Another Hangover With Chicks
Here we have another film trying to cash in on the success of ‘the Hangover’ by swapping the gender. The other film is of course ‘Bridesmaids’ which, you desperately hoped for the cathartic laugh and never got. This film has a few cutting funny moments, but then loses steam as it meanders through tedium to a really flt climax.
What’s Good About It
There are some really funny lines in it. The set up is pacey and gets you into the action quick. The blow job joke in the plane is pretty good. Some good character moments come and go. You want more but you don’t get them.
What’s Bad About It
The film is pretty irresolute about how gross-out it wants to go. There’s the obligatory vomit moment, and rubbing the stripper’s crotch with a wedding dress moment but generally it stays pretty tame. The script, in its minutiae, has a lot to answer for. It’s singularly lacking in insight and always goes for arch comment or the put down to get out of a scene. It only seems to work half the time.
The 3 main characters are not terribly attractive as human beings. They look better than they behave and they do behave appallingly but so little of it gets a good laugh. the worst of the lot is Isla Fischer’s Katie, who you cannot imagine functioning properly in society at all so you don’t believe for a moment. it’s not the performance that’s the problem, it’s the writing. Similarly with Kirsten Dunst’s Regan, you almost get an insight into the mean girl but at the end of the film she’s just a mean girl with a condescending appreciation for her friends. Again, it’s not the performance, it’s the writing.
So much of the story seems to revolve around Lizzy Caplan’s Gena trying to recapture her long lost love, which is probably authorial fantasy more than good plotting. It’s a shame because the actors are putting in decent performances to animate these corpses of characters. Rebel Wilson is particularly good as the maligned Becky who marries first in the quartet.
What’s Interesting About It
I have to admit, I do wonder how things look from the girls’ dugout of the mating ritual playing field. There are so many areas of hypocrisy in our society that it must be like a minefield for the women who have to navigate the mess, so films like this and Bridesmaid offer a glimmer of hope in understanding what the hell is the pressing issue.
The most frightening character might be Regan who is living the form without understanding the function. She’s doing everything right, she tells us, but somehow it doesn’t work out right. Then we see her screaming and yelling at other people in order to get them to do what she wants them to do. The unpleasantness of the character leave you thinking that she makes herself unhappy so that she can inflict the anger on as many people as possible.
Maybe the point of the film is that personality disorder is everywhere and there is no point in trying to make sense of people’s atrocious behaviour.

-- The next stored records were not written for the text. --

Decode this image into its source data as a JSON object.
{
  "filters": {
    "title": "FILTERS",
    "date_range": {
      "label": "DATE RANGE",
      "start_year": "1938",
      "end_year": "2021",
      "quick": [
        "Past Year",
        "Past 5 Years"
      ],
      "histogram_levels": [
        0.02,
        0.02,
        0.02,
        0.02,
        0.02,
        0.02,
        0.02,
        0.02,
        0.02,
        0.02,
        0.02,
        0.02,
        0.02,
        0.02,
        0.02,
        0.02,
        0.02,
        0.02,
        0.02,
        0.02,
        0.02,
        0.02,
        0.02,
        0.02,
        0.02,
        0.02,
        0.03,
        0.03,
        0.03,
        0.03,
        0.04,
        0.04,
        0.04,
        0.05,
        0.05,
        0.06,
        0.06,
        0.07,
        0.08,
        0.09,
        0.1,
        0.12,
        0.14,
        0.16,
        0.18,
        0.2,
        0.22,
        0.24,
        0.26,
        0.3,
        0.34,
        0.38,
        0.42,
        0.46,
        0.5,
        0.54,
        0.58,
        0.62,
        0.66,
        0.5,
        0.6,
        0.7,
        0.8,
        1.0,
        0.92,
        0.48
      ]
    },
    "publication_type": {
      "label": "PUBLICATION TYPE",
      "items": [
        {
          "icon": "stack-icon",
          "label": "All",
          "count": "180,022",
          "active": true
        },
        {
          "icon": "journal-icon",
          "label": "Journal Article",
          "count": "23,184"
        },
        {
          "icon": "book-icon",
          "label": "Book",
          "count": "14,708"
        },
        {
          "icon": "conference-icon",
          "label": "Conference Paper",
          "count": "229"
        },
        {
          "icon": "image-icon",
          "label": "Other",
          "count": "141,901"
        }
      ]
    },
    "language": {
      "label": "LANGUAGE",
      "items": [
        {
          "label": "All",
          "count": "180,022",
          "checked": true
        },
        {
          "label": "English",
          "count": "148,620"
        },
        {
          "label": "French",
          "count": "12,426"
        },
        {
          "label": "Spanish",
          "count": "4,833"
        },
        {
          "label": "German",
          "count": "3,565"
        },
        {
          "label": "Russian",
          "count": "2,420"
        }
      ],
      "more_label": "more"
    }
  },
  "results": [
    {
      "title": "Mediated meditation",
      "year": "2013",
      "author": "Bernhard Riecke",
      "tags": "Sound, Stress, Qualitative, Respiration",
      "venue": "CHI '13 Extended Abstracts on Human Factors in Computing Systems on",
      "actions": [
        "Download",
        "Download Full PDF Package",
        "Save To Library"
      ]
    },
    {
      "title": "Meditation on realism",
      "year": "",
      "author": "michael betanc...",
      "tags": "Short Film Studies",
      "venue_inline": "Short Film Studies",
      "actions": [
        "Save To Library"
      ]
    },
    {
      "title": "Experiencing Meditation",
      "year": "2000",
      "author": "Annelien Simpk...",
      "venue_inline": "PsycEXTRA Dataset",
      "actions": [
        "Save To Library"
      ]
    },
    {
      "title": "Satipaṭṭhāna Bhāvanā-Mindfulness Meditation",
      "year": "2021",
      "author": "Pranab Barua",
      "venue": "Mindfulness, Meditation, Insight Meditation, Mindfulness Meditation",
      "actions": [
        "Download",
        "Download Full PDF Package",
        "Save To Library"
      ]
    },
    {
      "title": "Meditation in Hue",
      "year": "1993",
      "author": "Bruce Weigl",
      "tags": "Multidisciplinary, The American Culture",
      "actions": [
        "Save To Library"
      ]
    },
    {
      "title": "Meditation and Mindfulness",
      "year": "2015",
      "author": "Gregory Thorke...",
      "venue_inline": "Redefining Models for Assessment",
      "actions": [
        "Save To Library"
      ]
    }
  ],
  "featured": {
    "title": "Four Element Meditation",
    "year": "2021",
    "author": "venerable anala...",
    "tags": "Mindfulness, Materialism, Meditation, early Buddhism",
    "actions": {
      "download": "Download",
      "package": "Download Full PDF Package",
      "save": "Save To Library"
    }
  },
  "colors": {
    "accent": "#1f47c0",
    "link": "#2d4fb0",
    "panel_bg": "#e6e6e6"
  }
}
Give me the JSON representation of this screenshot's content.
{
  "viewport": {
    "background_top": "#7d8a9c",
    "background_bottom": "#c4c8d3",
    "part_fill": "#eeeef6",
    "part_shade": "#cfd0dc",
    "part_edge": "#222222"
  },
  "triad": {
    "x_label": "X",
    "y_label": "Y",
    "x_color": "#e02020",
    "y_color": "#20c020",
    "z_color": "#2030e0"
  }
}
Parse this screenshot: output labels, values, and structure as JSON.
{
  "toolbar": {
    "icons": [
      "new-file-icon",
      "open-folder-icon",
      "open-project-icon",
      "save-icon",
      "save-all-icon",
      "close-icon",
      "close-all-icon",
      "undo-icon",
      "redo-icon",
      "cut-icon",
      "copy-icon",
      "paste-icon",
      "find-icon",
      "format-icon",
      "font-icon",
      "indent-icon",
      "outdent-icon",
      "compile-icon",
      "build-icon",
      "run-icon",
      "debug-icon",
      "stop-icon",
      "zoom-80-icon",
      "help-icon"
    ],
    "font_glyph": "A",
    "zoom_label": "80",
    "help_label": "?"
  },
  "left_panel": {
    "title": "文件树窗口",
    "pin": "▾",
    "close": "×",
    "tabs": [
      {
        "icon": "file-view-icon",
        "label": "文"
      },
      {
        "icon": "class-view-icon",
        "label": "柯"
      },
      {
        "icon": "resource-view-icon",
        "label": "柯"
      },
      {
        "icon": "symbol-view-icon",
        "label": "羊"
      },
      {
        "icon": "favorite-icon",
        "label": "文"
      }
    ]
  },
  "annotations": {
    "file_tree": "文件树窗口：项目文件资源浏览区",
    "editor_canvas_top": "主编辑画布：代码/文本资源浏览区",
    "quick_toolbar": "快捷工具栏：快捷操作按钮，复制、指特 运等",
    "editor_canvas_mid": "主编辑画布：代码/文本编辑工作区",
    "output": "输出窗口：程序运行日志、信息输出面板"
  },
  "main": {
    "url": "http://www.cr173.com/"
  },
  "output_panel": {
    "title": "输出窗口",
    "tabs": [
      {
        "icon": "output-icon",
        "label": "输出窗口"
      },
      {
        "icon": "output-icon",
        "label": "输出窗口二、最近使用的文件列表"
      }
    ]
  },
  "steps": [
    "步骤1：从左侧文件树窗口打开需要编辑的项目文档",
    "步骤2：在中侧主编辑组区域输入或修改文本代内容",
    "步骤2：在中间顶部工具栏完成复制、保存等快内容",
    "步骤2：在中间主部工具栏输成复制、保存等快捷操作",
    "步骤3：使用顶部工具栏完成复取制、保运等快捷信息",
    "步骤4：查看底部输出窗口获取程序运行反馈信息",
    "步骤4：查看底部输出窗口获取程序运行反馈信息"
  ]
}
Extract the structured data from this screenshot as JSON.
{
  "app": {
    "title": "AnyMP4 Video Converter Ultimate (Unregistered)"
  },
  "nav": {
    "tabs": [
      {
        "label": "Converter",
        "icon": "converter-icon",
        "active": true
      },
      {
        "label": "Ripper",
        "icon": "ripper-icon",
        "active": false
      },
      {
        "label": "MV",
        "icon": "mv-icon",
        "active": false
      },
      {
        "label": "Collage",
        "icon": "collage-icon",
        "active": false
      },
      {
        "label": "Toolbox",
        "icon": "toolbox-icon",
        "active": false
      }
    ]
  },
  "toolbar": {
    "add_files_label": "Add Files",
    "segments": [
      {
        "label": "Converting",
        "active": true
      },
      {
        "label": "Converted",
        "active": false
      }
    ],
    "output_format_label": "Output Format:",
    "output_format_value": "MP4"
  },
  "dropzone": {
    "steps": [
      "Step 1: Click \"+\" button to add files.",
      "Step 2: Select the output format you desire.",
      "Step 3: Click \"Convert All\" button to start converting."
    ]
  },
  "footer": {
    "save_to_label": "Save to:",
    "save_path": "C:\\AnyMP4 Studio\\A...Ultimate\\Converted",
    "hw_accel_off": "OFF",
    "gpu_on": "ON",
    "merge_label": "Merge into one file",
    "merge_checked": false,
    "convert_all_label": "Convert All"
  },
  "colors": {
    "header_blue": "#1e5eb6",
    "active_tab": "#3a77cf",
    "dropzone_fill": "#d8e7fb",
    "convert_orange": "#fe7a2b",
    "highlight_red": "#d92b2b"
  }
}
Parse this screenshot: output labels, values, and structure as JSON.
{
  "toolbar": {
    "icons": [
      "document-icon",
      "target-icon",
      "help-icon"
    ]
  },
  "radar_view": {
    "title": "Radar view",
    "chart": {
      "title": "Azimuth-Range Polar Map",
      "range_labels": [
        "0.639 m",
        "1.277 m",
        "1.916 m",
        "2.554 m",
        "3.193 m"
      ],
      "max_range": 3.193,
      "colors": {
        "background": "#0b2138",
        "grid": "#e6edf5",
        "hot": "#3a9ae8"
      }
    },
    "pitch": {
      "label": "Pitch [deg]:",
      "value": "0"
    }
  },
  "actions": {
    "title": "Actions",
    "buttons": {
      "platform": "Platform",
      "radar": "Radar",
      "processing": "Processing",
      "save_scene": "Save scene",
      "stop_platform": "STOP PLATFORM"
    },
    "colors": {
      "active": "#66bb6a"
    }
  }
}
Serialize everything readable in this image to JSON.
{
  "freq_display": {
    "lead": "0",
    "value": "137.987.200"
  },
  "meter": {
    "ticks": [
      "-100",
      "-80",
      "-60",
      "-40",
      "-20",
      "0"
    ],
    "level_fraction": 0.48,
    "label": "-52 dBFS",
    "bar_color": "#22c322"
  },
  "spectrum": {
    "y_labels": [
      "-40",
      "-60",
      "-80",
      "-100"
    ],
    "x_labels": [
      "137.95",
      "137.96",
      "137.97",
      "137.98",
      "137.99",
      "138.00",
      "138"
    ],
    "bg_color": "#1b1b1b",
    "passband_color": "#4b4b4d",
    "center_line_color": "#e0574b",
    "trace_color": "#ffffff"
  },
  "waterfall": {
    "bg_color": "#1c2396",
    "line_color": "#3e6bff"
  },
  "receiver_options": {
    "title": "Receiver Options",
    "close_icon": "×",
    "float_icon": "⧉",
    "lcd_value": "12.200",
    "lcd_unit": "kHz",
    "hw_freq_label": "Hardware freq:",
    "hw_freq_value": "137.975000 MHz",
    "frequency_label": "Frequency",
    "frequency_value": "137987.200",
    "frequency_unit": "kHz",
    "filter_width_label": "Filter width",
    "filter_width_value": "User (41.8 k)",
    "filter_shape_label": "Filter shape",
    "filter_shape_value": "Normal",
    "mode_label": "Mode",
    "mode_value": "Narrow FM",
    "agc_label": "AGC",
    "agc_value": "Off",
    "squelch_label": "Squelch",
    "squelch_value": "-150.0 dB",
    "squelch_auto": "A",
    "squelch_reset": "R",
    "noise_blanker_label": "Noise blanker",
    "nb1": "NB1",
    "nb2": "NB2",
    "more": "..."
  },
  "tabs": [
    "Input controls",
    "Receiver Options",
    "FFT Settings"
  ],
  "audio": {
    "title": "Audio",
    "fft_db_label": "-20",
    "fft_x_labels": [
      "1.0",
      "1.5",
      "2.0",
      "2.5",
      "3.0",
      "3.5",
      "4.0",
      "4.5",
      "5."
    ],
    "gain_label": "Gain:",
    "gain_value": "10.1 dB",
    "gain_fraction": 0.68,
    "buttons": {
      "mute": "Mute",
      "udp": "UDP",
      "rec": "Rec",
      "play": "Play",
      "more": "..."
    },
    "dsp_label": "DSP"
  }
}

Or maybe the author has a very distorted view of the world and the people that inhabit it.
Anyway. The thing that stands out about this film is that girls clearly don’t have as much fun as the guys on their Bachelorette Nights. The stripper that turns up to do the ‘Magic Mike’ noise cop routine gets cut off by indignation. Apart from the incessant drug taking that characterises act 1, and some really abortive sex, the principal girls have a lot less fun the guys of ‘The Hangover’. Society’s hypocrisy is deeply ingrained. Regan’s sexual encounter with Travis is punctuated by abusive name-calling and taking a phone call, pretending nothing is going on. Hypocrisy rules, but they don’t know why.
The film even goes some way to explore this problem with Katie’s failure to connect with Joe, and subsequent suicide attempt – which gets glossed over the next day with a bit of vomiting – which also suggests that the drama queen thing and the excessive drug taking and the rampant irresponsibility is Katie’s personality disorder.
The film also has a very complicated relationship with strippers. On the one hand, the film goes some way to affirm them as characters and people, but once they are out of the strip club, strippers become objects of contempt. The constant need to assert the up and down in relationship demands that somebody be at the bottom of the social totempole and in this film, it is ruthlessly assigned to strippers. This is in stark contrast to ‘The Hangover’ where Las Vegas becomes a field of no hierarchy, a true anarchy of values; in this film, the girls just won’t let go of social hierarchy in fear of losing something in that exchange.
The thing is, humiliation is the essence of comedy. Somebody’s got to be humiliated for there to be a laugh. The girls in this film just won’t come at that, and I think the writer is being too easy on these characters for it to be genuinely funny.